* [EXERCISE AIM]
All that is needed is a count of the lines in this data that contain the word "true".

INFORMATION SUPPLIED section start

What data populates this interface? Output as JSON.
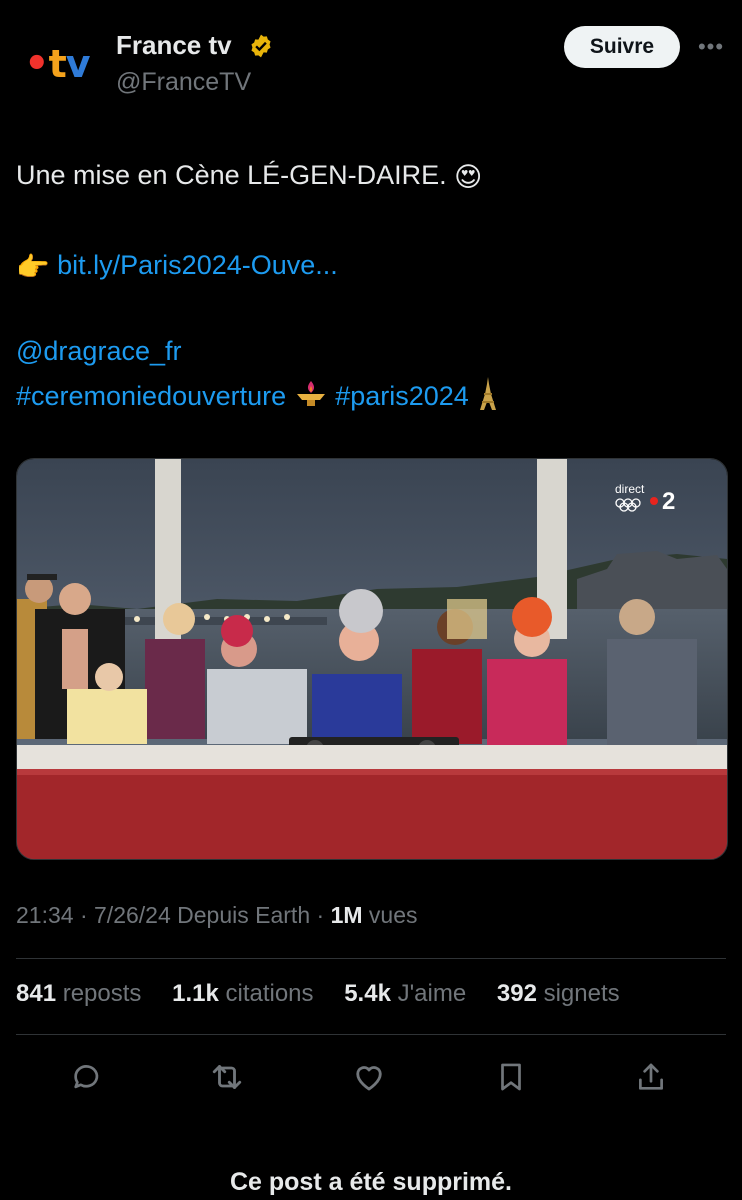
{
  "account": {
    "display_name": "France tv",
    "handle": "@FranceTV",
    "verified": true,
    "logo_text_dot": "•",
    "logo_text_t": "t",
    "logo_text_v": "v"
  },
  "header": {
    "follow_label": "Suivre",
    "more_label": "•••"
  },
  "tweet": {
    "line1_text": "Une mise en Cène LÉ-GEN-DAIRE.",
    "line1_emoji": "😍",
    "line2_emoji": "👉",
    "line2_link": "bit.ly/Paris2024-Ouve...",
    "mention": "@dragrace_fr",
    "hashtag1": "#ceremoniedouverture",
    "hashtag2": "#paris2024"
  },
  "media": {
    "broadcast_label": "direct",
    "channel_number": "2"
  },
  "meta": {
    "time": "21:34",
    "date": "7/26/24",
    "source": "Depuis Earth",
    "views_value": "1M",
    "views_label": "vues"
  },
  "stats": {
    "reposts_value": "841",
    "reposts_label": "reposts",
    "quotes_value": "1.1k",
    "quotes_label": "citations",
    "likes_value": "5.4k",
    "likes_label": "J'aime",
    "bookmarks_value": "392",
    "bookmarks_label": "signets"
  },
  "actions": [
    "reply-icon",
    "repost-icon",
    "like-icon",
    "bookmark-icon",
    "share-icon"
  ],
  "notice": "Ce post a été supprimé.",
  "colors": {
    "background": "#000000",
    "text": "#e7e9ea",
    "muted": "#71767b",
    "link": "#1d9bf0",
    "verified": "#e8b40a"
  }
}
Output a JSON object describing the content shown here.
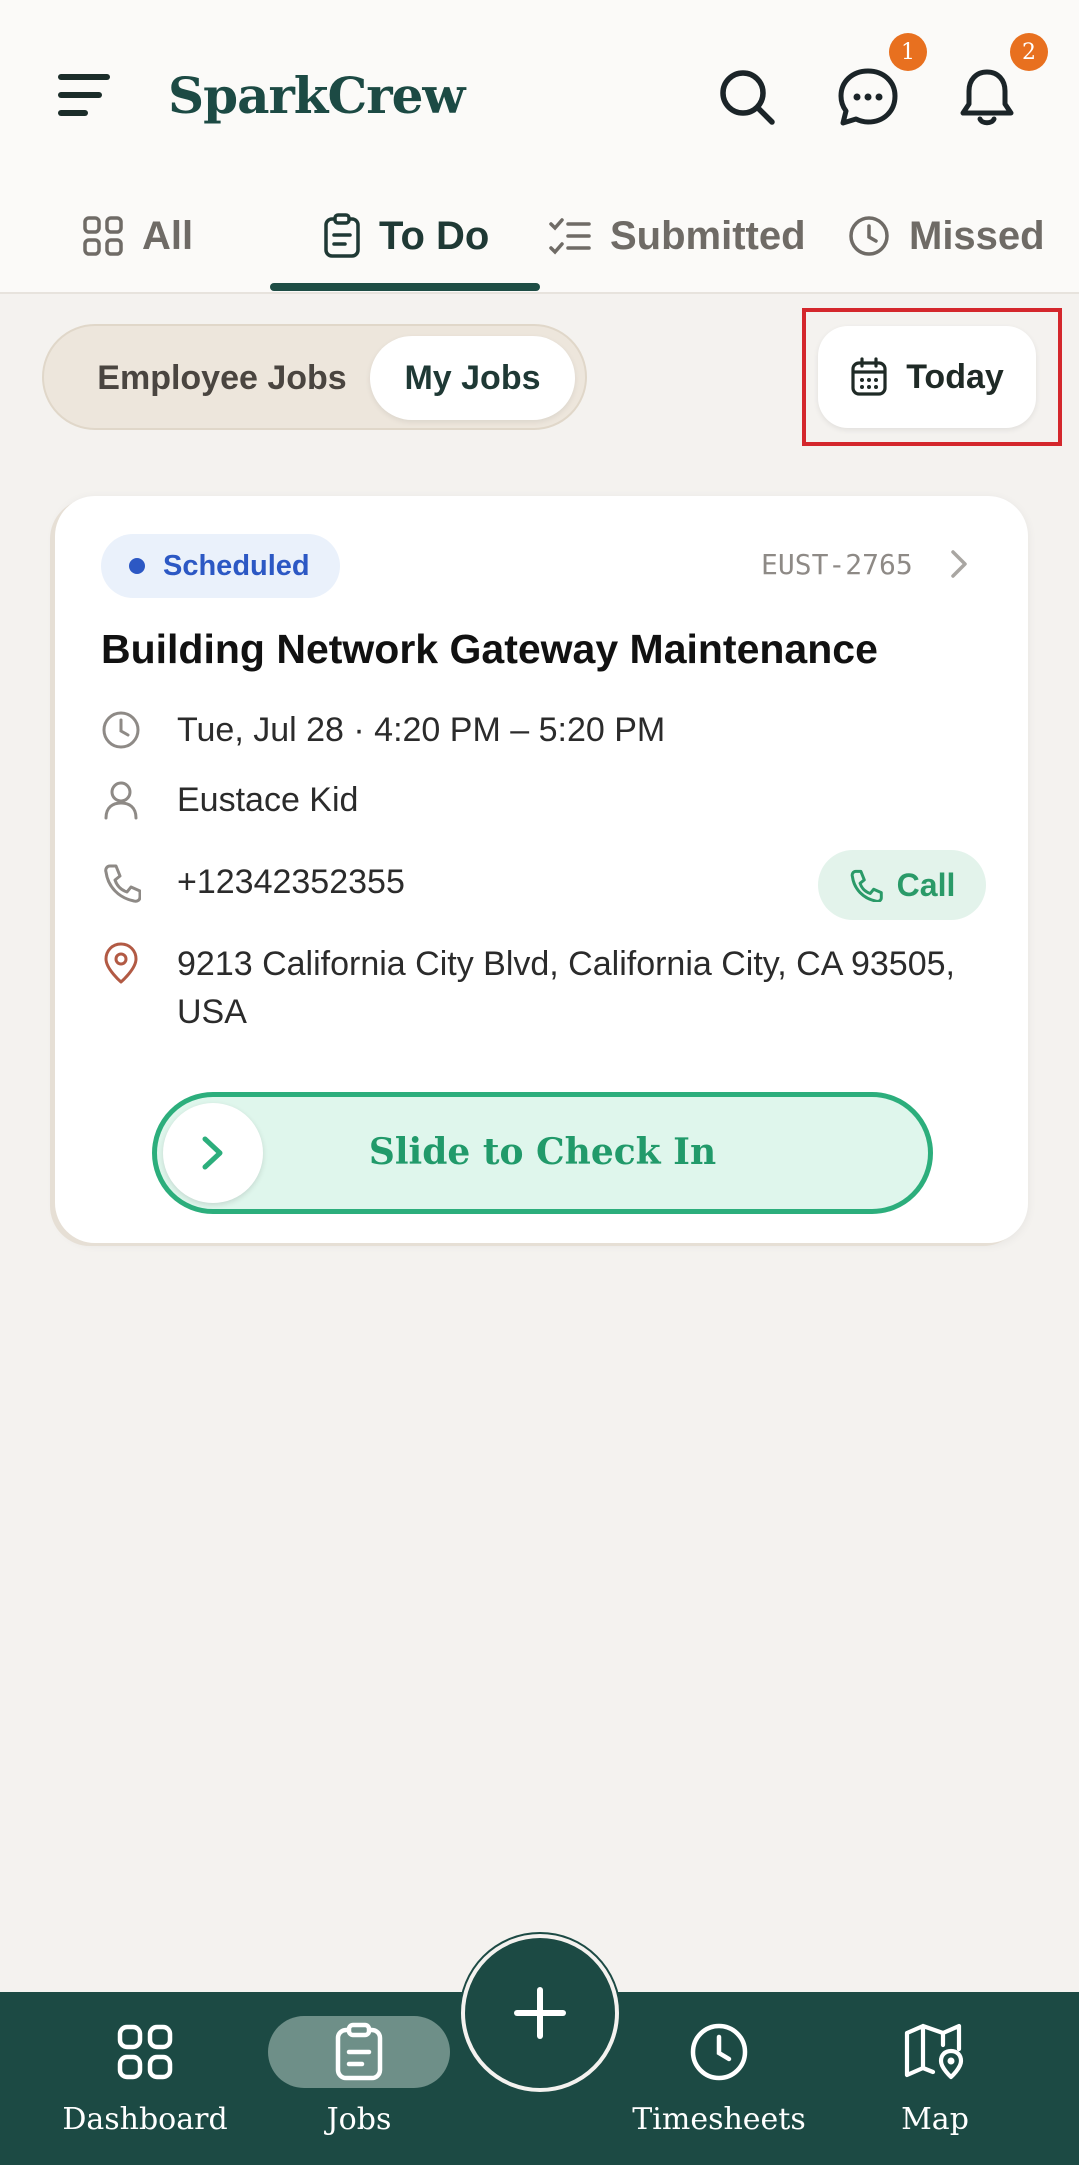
{
  "header": {
    "brand": "SparkCrew",
    "messages_badge": "1",
    "notifications_badge": "2"
  },
  "tabs": [
    {
      "label": "All",
      "icon": "grid-icon"
    },
    {
      "label": "To Do",
      "icon": "clipboard-icon",
      "active": true
    },
    {
      "label": "Submitted",
      "icon": "checklist-icon"
    },
    {
      "label": "Missed",
      "icon": "clock-icon"
    }
  ],
  "filter": {
    "employee_jobs": "Employee Jobs",
    "my_jobs": "My Jobs",
    "active": "My Jobs",
    "date": "Today"
  },
  "job": {
    "status": "Scheduled",
    "code": "EUST-2765",
    "title": "Building Network Gateway Maintenance",
    "datetime": "Tue, Jul 28 · 4:20 PM – 5:20 PM",
    "customer": "Eustace Kid",
    "phone": "+12342352355",
    "call_label": "Call",
    "address": "9213 California City Blvd, California City, CA 93505, USA",
    "slide_label": "Slide to Check In"
  },
  "bottom_nav": [
    {
      "label": "Dashboard",
      "icon": "dashboard-icon"
    },
    {
      "label": "Jobs",
      "icon": "jobs-icon",
      "active": true
    },
    {
      "label": "Timesheets",
      "icon": "clock-icon"
    },
    {
      "label": "Map",
      "icon": "map-icon"
    }
  ],
  "colors": {
    "brand": "#1c4a44",
    "accent_green": "#2cae7c",
    "badge": "#e8701f",
    "status_blue": "#2c58c4"
  }
}
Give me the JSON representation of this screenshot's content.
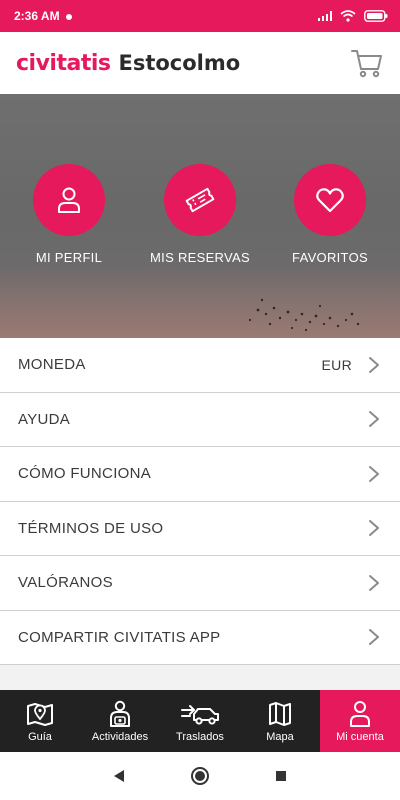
{
  "status_bar": {
    "time": "2:36 AM",
    "icons": [
      "notification-dot",
      "signal-icon",
      "wifi-icon",
      "battery-icon"
    ]
  },
  "header": {
    "brand": "civitatis",
    "city": "Estocolmo",
    "cart_icon": "cart-icon"
  },
  "hero": {
    "items": [
      {
        "label": "MI PERFIL",
        "icon": "user-icon"
      },
      {
        "label": "MIS RESERVAS",
        "icon": "ticket-icon"
      },
      {
        "label": "FAVORITOS",
        "icon": "heart-icon"
      }
    ]
  },
  "menu": {
    "items": [
      {
        "label": "MONEDA",
        "value": "EUR"
      },
      {
        "label": "AYUDA"
      },
      {
        "label": "CÓMO FUNCIONA"
      },
      {
        "label": "TÉRMINOS DE USO"
      },
      {
        "label": "VALÓRANOS"
      },
      {
        "label": "COMPARTIR CIVITATIS APP"
      }
    ]
  },
  "bottom_nav": {
    "items": [
      {
        "label": "Guía",
        "icon": "map-pin-book-icon"
      },
      {
        "label": "Actividades",
        "icon": "guide-person-icon"
      },
      {
        "label": "Traslados",
        "icon": "transfer-car-icon"
      },
      {
        "label": "Mapa",
        "icon": "map-icon"
      },
      {
        "label": "Mi cuenta",
        "icon": "user-icon",
        "active": true
      }
    ]
  },
  "system_nav": [
    "back-icon",
    "home-icon",
    "recents-icon"
  ],
  "colors": {
    "brand": "#e5195b",
    "nav_bg": "#222222",
    "text": "#3b3b3b"
  }
}
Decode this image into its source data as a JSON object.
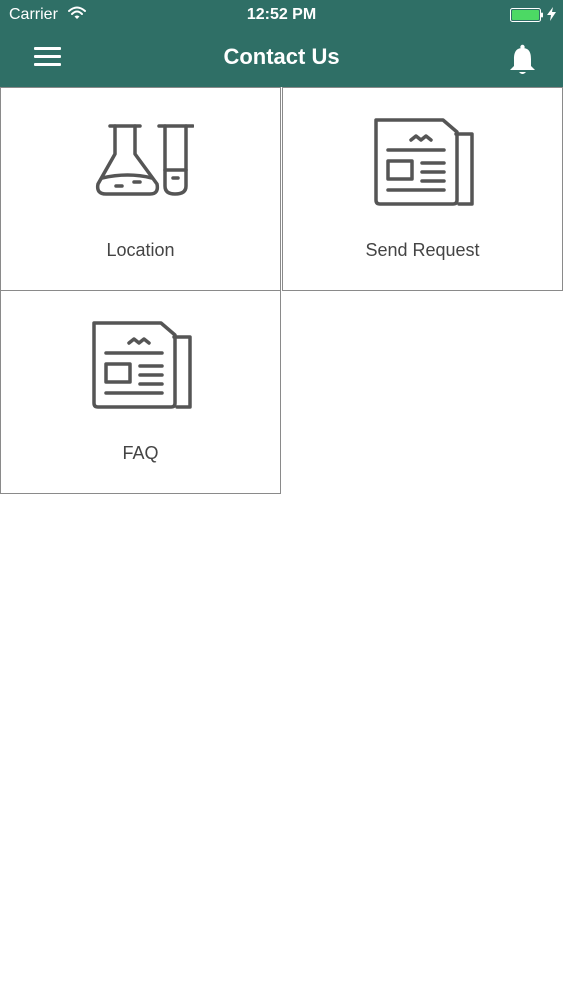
{
  "status_bar": {
    "carrier": "Carrier",
    "time": "12:52 PM",
    "icons": [
      "wifi-icon",
      "battery-icon",
      "charging-bolt-icon"
    ]
  },
  "header": {
    "title": "Contact Us",
    "menu_icon": "hamburger-menu-icon",
    "notification_icon": "bell-icon",
    "background_color": "#2f6f66"
  },
  "tiles": [
    {
      "label": "Location",
      "icon": "lab-flask-icon"
    },
    {
      "label": "Send Request",
      "icon": "newspaper-icon"
    },
    {
      "label": "FAQ",
      "icon": "newspaper-icon"
    }
  ],
  "colors": {
    "accent": "#2f6f66",
    "icon_stroke": "#555555",
    "tile_border": "#8a8a8a"
  }
}
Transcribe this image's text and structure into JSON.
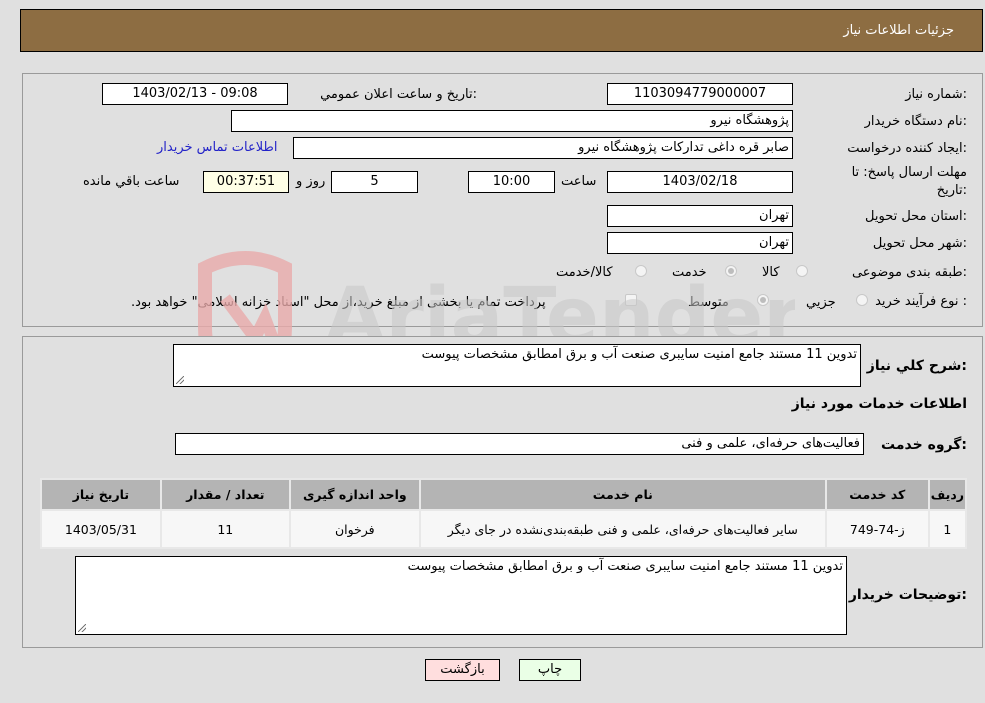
{
  "header": {
    "title": "جزئیات اطلاعات نیاز"
  },
  "form": {
    "need_number": {
      "label": "شماره نیاز:",
      "value": "1103094779000007"
    },
    "announce_datetime": {
      "label": "تاریخ و ساعت اعلان عمومي:",
      "value": "1403/02/13 - 09:08"
    },
    "buyer_org": {
      "label": "نام دستگاه خريدار:",
      "value": "پژوهشگاه نيرو"
    },
    "requester": {
      "label": "ايجاد کننده درخواست:",
      "value": "صابر قره داغی تدارکات پژوهشگاه نیرو"
    },
    "buyer_contact_link": "اطلاعات تماس خريدار",
    "deadline": {
      "label_line1": "مهلت ارسال پاسخ: تا",
      "label_line2": "تاريخ:",
      "date": "1403/02/18",
      "time_label": "ساعت",
      "time": "10:00",
      "days": "5",
      "days_label": "روز و",
      "remaining": "00:37:51",
      "remaining_label": "ساعت باقي مانده"
    },
    "province": {
      "label": "استان محل تحويل:",
      "value": "تهران"
    },
    "city": {
      "label": "شهر محل تحويل:",
      "value": "تهران"
    },
    "category": {
      "label": "طبقه بندی موضوعی:",
      "options": [
        "کالا",
        "خدمت",
        "کالا/خدمت"
      ],
      "selected": "خدمت"
    },
    "purchase_type": {
      "label": "نوع فرآيند خريد :",
      "options": [
        "جزيي",
        "متوسط"
      ],
      "selected": "متوسط",
      "treasury_note": "پرداخت تمام يا بخشی از مبلغ خريد،از محل \"اسناد خزانه اسلامی\" خواهد بود."
    }
  },
  "details": {
    "general_desc_label": "شرح کلي نياز:",
    "general_desc": "تدوین 11 مستند جامع امنیت سایبری صنعت آب و برق امطابق مشخصات پیوست",
    "services_heading": "اطلاعات خدمات مورد نياز",
    "service_group_label": "گروه خدمت:",
    "service_group": "فعاليت‌های حرفه‌ای، علمی و فنی",
    "table": {
      "headers": [
        "رديف",
        "کد خدمت",
        "نام خدمت",
        "واحد اندازه گيری",
        "تعداد / مقدار",
        "تاريخ نياز"
      ],
      "rows": [
        [
          "1",
          "ز-74-749",
          "ساير فعاليت‌های حرفه‌ای، علمی و فنی طبقه‌بندی‌نشده در جای ديگر",
          "فرخوان",
          "11",
          "1403/05/31"
        ]
      ]
    },
    "buyer_notes_label": "توضيحات خريدار:",
    "buyer_notes": "تدوین 11 مستند جامع امنیت سایبری صنعت آب و برق امطابق مشخصات پیوست"
  },
  "buttons": {
    "print": "چاپ",
    "back": "بازگشت"
  },
  "watermark": {
    "text": "AriaTender.neT"
  },
  "colors": {
    "header_bg": "#8d6d42",
    "back_btn": "#ffdede",
    "print_btn": "#eaffe6",
    "remaining_bg": "#ffffe6",
    "link": "#2323c8"
  }
}
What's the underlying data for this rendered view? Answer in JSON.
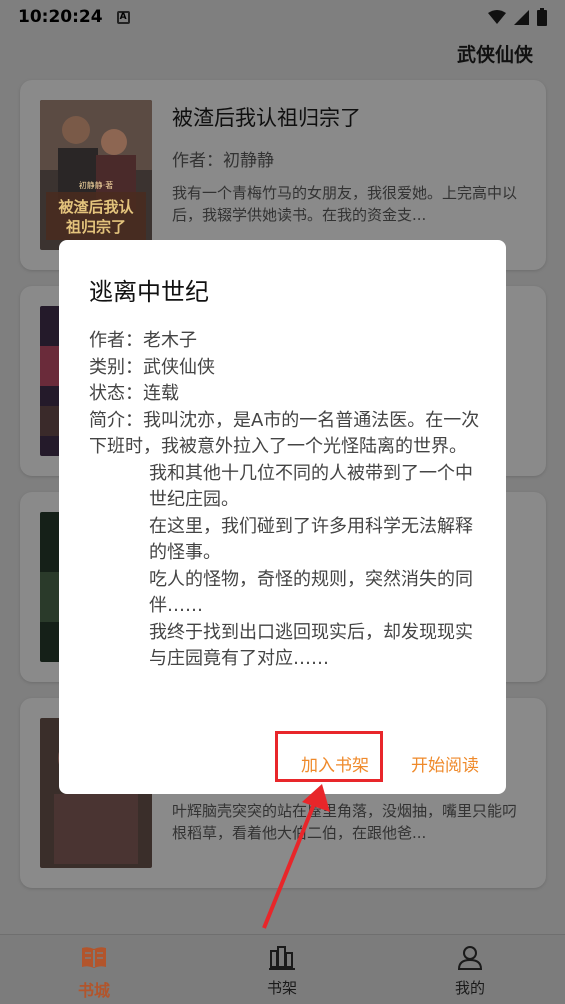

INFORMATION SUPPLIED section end

* [EXERCISE RESPONSE]
4